Snakable’s New USB Charging Cable Will Never Need Duct Tape

If you’ve ever owned a USB charging cable (and if you’re reading TechCrunch, odds are you have), then you’ve encountered the problem that Snakable wants to solve. That is, after repeated use, the cable breaks, the wires are exposed, and then, more often that not, the cable itself becomes unreliable, requiring you to jiggle it in order to get your device to start charging. Snakable, instead, offers a new type of USB charging cable that includes built-in protection from the dangers of over-bending and strain present in today’s cables, with a patent-pending strain relief assembly on its end that has free-moving ball joints to prevent the cable from bending beyond a safe radius.

Oh, and I guess this makes the cable look a little bit like a snake because of the way it moves, hence the name.

The project was dreamed up by Wes Goulbourne, whose background in aerospace has had him working alongside engineers for his entire career. (He currently works at Boeing in Philadelphia.)

broken cables

“I came up with the Snakable while getting tired of fixing my USB cables, and tired of them breaking in the first place. Thinking about how the plastic toy snakes bent without breaking, I envisioned the design that became the Snakable cable,” he says.

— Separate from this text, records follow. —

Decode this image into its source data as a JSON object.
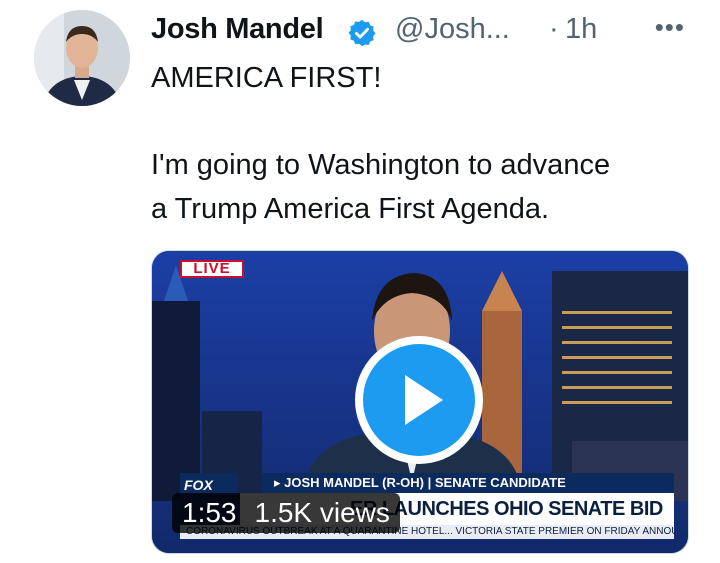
{
  "tweet": {
    "author_name": "Josh Mandel",
    "handle": "@Josh...",
    "separator": "·",
    "time": "1h",
    "more_label": "•••",
    "lines": [
      "AMERICA FIRST!",
      "I'm going to Washington to advance",
      "a Trump America First Agenda."
    ]
  },
  "video": {
    "live_badge": "LIVE",
    "chyron_top": "▸ JOSH MANDEL (R-OH) | SENATE CANDIDATE",
    "chyron_main": "ER LAUNCHES OHIO SENATE BID",
    "chyron_ticker": "CORONAVIRUS OUTBREAK AT A QUARANTINE HOTEL...  VICTORIA STATE PREMIER ON FRIDAY ANNOUNC",
    "network_logo": "FOX",
    "duration": "1:53",
    "views": "1.5K views"
  },
  "colors": {
    "accent": "#1d9bf0",
    "secondary_text": "#536471",
    "primary_text": "#0f1419",
    "live_red": "#c8102e"
  }
}
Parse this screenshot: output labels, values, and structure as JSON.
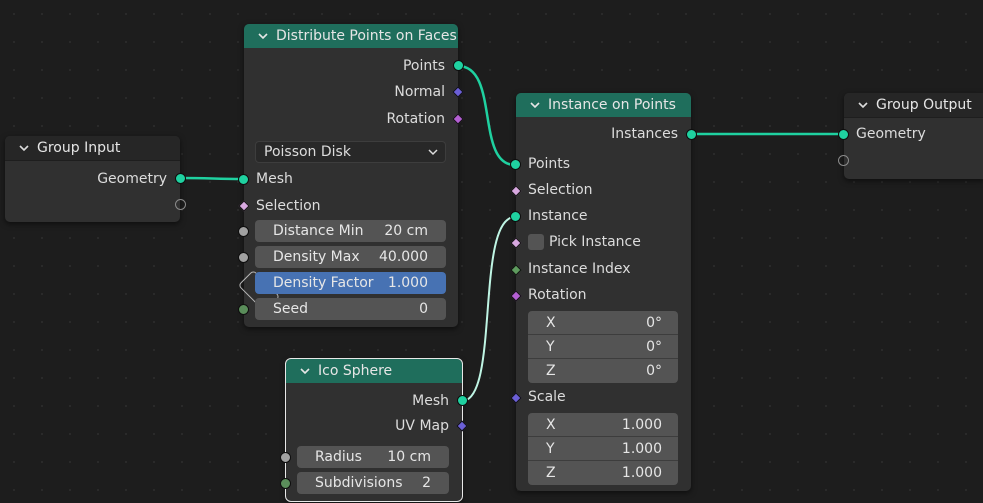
{
  "colors": {
    "geometry_socket": "#1fd1a0",
    "vector_socket": "#6b5fd6",
    "rotation_socket": "#b45fd3",
    "header_geometry": "#1f6e5c",
    "active_field": "#4772b3"
  },
  "group_input": {
    "title": "Group Input",
    "geometry": "Geometry"
  },
  "distribute": {
    "title": "Distribute Points on Faces",
    "outputs": {
      "points": "Points",
      "normal": "Normal",
      "rotation": "Rotation"
    },
    "mode": "Poisson Disk",
    "mesh": "Mesh",
    "selection": "Selection",
    "distance_min": {
      "label": "Distance Min",
      "value": "20 cm"
    },
    "density_max": {
      "label": "Density Max",
      "value": "40.000"
    },
    "density_factor": {
      "label": "Density Factor",
      "value": "1.000"
    },
    "seed": {
      "label": "Seed",
      "value": "0"
    }
  },
  "ico_sphere": {
    "title": "Ico Sphere",
    "mesh": "Mesh",
    "uv_map": "UV Map",
    "radius": {
      "label": "Radius",
      "value": "10 cm"
    },
    "subdivisions": {
      "label": "Subdivisions",
      "value": "2"
    }
  },
  "instance_on_points": {
    "title": "Instance on Points",
    "instances": "Instances",
    "points": "Points",
    "selection": "Selection",
    "instance": "Instance",
    "pick_instance": "Pick Instance",
    "instance_index": "Instance Index",
    "rotation": "Rotation",
    "rotation_values": [
      {
        "axis": "X",
        "value": "0°"
      },
      {
        "axis": "Y",
        "value": "0°"
      },
      {
        "axis": "Z",
        "value": "0°"
      }
    ],
    "scale": "Scale",
    "scale_values": [
      {
        "axis": "X",
        "value": "1.000"
      },
      {
        "axis": "Y",
        "value": "1.000"
      },
      {
        "axis": "Z",
        "value": "1.000"
      }
    ]
  },
  "group_output": {
    "title": "Group Output",
    "geometry": "Geometry"
  }
}
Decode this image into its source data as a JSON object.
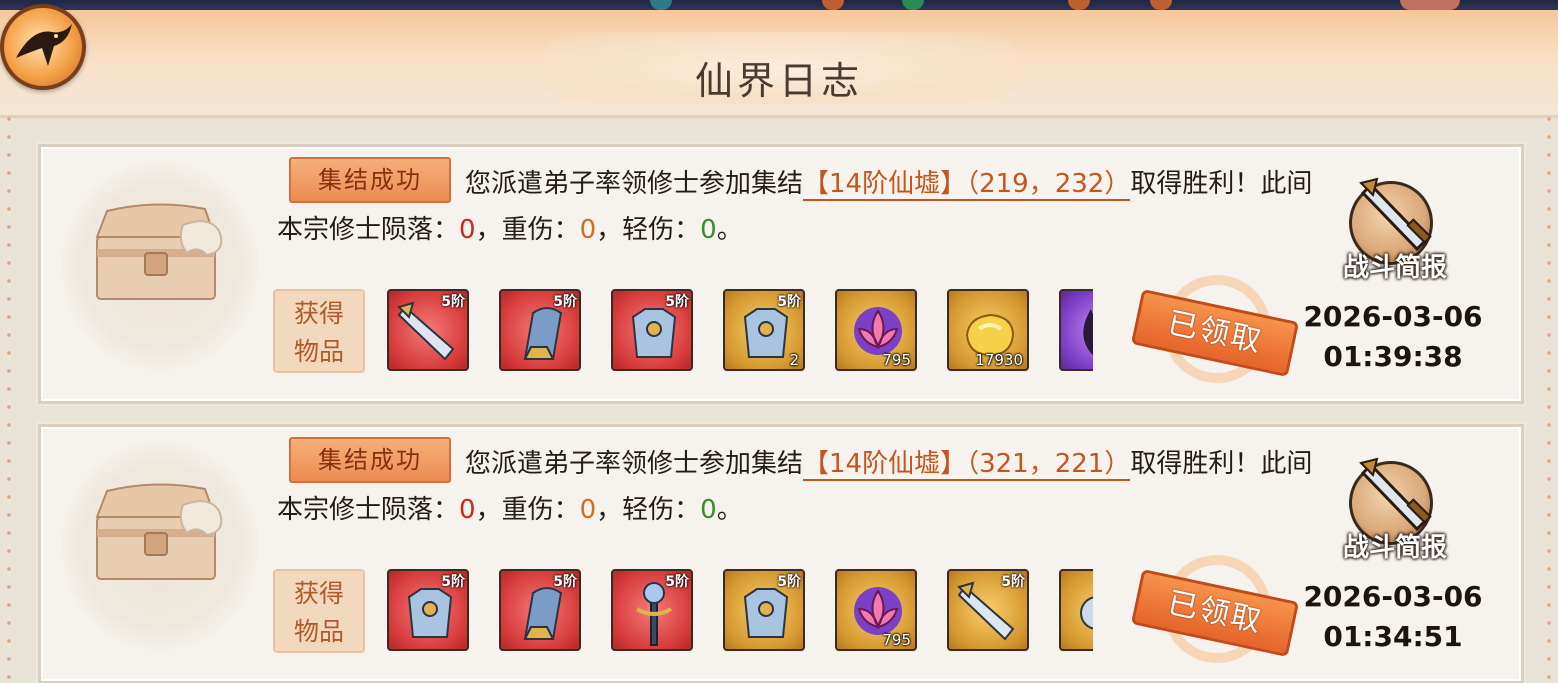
{
  "header": {
    "title": "仙界日志",
    "back_icon": "crow-back-icon"
  },
  "colors": {
    "loss_red": "#c8281e",
    "heavy_orange": "#d56c1a",
    "light_green": "#3a8b2a",
    "location_link": "#c4561d"
  },
  "logs": [
    {
      "status": "集结成功",
      "msg_prefix": "您派遣弟子率领修士参加集结",
      "location": "【14阶仙墟】（219，232）",
      "msg_mid": "取得胜利！此间本宗修士陨落：",
      "fallen": "0",
      "heavy_label": "，重伤：",
      "heavy": "0",
      "light_label": "，轻伤：",
      "light": "0",
      "msg_end": "。",
      "items_label_1": "获得",
      "items_label_2": "物品",
      "items": [
        {
          "icon": "sword-icon",
          "rarity": "red",
          "tier": "5阶",
          "qty": ""
        },
        {
          "icon": "helmet-icon",
          "rarity": "red",
          "tier": "5阶",
          "qty": ""
        },
        {
          "icon": "armor-icon",
          "rarity": "red",
          "tier": "5阶",
          "qty": ""
        },
        {
          "icon": "armor-icon",
          "rarity": "gold",
          "tier": "5阶",
          "qty": "2"
        },
        {
          "icon": "lotus-icon",
          "rarity": "gold",
          "tier": "",
          "qty": "795"
        },
        {
          "icon": "gold-ingot-icon",
          "rarity": "gold",
          "tier": "",
          "qty": "17930"
        },
        {
          "icon": "dark-flame-icon",
          "rarity": "purple",
          "tier": "",
          "qty": ""
        }
      ],
      "claimed": "已领取",
      "report_label": "战斗简报",
      "date": "2026-03-06",
      "time": "01:39:38"
    },
    {
      "status": "集结成功",
      "msg_prefix": "您派遣弟子率领修士参加集结",
      "location": "【14阶仙墟】（321，221）",
      "msg_mid": "取得胜利！此间本宗修士陨落：",
      "fallen": "0",
      "heavy_label": "，重伤：",
      "heavy": "0",
      "light_label": "，轻伤：",
      "light": "0",
      "msg_end": "。",
      "items_label_1": "获得",
      "items_label_2": "物品",
      "items": [
        {
          "icon": "armor-icon",
          "rarity": "red",
          "tier": "5阶",
          "qty": ""
        },
        {
          "icon": "helmet-icon",
          "rarity": "red",
          "tier": "5阶",
          "qty": ""
        },
        {
          "icon": "staff-icon",
          "rarity": "red",
          "tier": "5阶",
          "qty": ""
        },
        {
          "icon": "armor-icon",
          "rarity": "gold",
          "tier": "5阶",
          "qty": ""
        },
        {
          "icon": "lotus-icon",
          "rarity": "gold",
          "tier": "",
          "qty": "795"
        },
        {
          "icon": "sword-icon",
          "rarity": "gold",
          "tier": "5阶",
          "qty": ""
        },
        {
          "icon": "orb-icon",
          "rarity": "gold",
          "tier": "",
          "qty": ""
        }
      ],
      "claimed": "已领取",
      "report_label": "战斗简报",
      "date": "2026-03-06",
      "time": "01:34:51"
    }
  ]
}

That plastic toy snake – the kind jointed every 1.5 inches to allow it to move and wiggle – is the inspiration behind how Snakable works today, as it turns out.

Goulbourne first started making prototypes of Snakable on his own 3D printer before moving to industrial printing to get a working version of the cable built.

Today, he’s showing those prototypes in TechCrunch Disrupt NY’s Startup Alley, and trying to get the word out about his crowdfunding project on Kickstarter.


The ball-and-joint assembly makes the cables less susceptible to breaking, but if they’re strained too far, the individual joints can simply come apart then be snapped back into place.

The cable Goulbourne is looking to put into production will be available in Apple Lightning (Certified under the Made for iPhone program) and Micro USB formats, and will be 4 ft. long. They’ll also be offered in a range of colors, including red, white, black, green and orange.

The cables will retail for $30, but Kickstarter backers can pledge $20 to take early delivery (estimated for this August). Those who pledge $30 can also get a wall plug in a matching color. Goulbourne is looking to raise $28,000 to finance the manufacturing costs.